--- Activity ---
Repeat every entry exactly. Pictures stay out.

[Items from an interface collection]
☆ ☆ ☆ ☆ ☆
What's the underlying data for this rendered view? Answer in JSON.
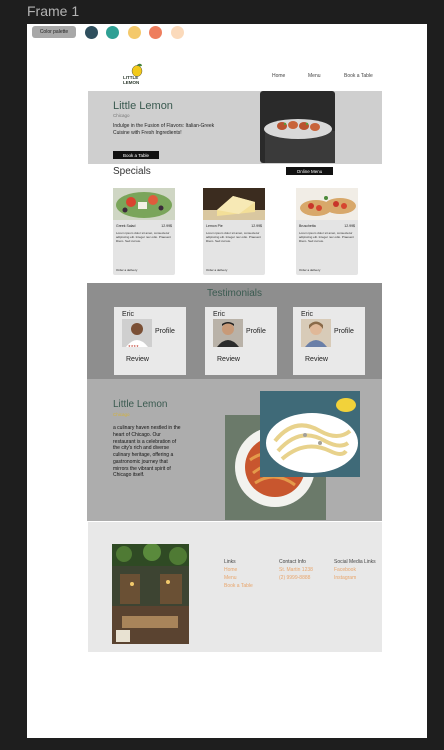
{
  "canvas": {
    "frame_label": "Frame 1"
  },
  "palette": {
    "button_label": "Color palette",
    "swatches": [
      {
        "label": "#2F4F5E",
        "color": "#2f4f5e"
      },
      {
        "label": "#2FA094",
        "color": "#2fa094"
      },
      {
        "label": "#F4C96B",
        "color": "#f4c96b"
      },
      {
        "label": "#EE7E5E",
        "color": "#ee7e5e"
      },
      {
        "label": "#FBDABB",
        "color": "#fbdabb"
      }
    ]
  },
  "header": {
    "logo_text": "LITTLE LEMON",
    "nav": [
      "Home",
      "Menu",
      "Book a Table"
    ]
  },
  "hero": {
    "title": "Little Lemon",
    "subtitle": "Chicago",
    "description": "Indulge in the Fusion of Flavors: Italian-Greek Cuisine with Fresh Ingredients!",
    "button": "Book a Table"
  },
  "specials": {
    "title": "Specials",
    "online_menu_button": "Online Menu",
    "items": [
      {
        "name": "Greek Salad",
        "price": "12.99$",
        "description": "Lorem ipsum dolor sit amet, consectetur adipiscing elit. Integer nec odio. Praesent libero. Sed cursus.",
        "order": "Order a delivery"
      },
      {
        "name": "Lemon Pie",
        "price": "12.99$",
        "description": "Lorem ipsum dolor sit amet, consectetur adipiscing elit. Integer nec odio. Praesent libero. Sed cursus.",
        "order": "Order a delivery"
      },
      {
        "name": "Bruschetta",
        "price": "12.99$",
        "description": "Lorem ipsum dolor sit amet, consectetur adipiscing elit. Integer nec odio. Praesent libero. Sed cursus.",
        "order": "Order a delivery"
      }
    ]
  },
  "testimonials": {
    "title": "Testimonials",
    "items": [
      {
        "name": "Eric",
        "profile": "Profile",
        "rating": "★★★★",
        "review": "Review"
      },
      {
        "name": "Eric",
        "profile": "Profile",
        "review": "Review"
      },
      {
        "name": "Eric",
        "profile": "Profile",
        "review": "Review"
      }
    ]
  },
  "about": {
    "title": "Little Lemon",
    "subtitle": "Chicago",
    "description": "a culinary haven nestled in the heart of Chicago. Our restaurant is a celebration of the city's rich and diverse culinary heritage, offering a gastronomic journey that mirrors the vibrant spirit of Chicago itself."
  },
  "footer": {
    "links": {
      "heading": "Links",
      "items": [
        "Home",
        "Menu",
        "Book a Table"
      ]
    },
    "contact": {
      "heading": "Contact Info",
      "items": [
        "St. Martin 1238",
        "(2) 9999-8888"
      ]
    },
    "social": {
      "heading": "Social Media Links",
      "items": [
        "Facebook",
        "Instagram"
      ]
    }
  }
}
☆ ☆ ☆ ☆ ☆
--- Result of this exercise ---
What's the underlying data for this rendered view? Answer in JSON.
{
  "canvas": {
    "frame_label": "Frame 1"
  },
  "palette": {
    "button_label": "Color palette",
    "swatches": [
      {
        "label": "#2F4F5E",
        "color": "#2f4f5e"
      },
      {
        "label": "#2FA094",
        "color": "#2fa094"
      },
      {
        "label": "#F4C96B",
        "color": "#f4c96b"
      },
      {
        "label": "#EE7E5E",
        "color": "#ee7e5e"
      },
      {
        "label": "#FBDABB",
        "color": "#fbdabb"
      }
    ]
  },
  "header": {
    "logo_text": "LITTLE LEMON",
    "nav": [
      "Home",
      "Menu",
      "Book a Table"
    ]
  },
  "hero": {
    "title": "Little Lemon",
    "subtitle": "Chicago",
    "description": "Indulge in the Fusion of Flavors: Italian-Greek Cuisine with Fresh Ingredients!",
    "button": "Book a Table"
  },
  "specials": {
    "title": "Specials",
    "online_menu_button": "Online Menu",
    "items": [
      {
        "name": "Greek Salad",
        "price": "12.99$",
        "description": "Lorem ipsum dolor sit amet, consectetur adipiscing elit. Integer nec odio. Praesent libero. Sed cursus.",
        "order": "Order a delivery"
      },
      {
        "name": "Lemon Pie",
        "price": "12.99$",
        "description": "Lorem ipsum dolor sit amet, consectetur adipiscing elit. Integer nec odio. Praesent libero. Sed cursus.",
        "order": "Order a delivery"
      },
      {
        "name": "Bruschetta",
        "price": "12.99$",
        "description": "Lorem ipsum dolor sit amet, consectetur adipiscing elit. Integer nec odio. Praesent libero. Sed cursus.",
        "order": "Order a delivery"
      }
    ]
  },
  "testimonials": {
    "title": "Testimonials",
    "items": [
      {
        "name": "Eric",
        "profile": "Profile",
        "rating": "★★★★",
        "review": "Review"
      },
      {
        "name": "Eric",
        "profile": "Profile",
        "review": "Review"
      },
      {
        "name": "Eric",
        "profile": "Profile",
        "review": "Review"
      }
    ]
  },
  "about": {
    "title": "Little Lemon",
    "subtitle": "Chicago",
    "description": "a culinary haven nestled in the heart of Chicago. Our restaurant is a celebration of the city's rich and diverse culinary heritage, offering a gastronomic journey that mirrors the vibrant spirit of Chicago itself."
  },
  "footer": {
    "links": {
      "heading": "Links",
      "items": [
        "Home",
        "Menu",
        "Book a Table"
      ]
    },
    "contact": {
      "heading": "Contact Info",
      "items": [
        "St. Martin 1238",
        "(2) 9999-8888"
      ]
    },
    "social": {
      "heading": "Social Media Links",
      "items": [
        "Facebook",
        "Instagram"
      ]
    }
  }
}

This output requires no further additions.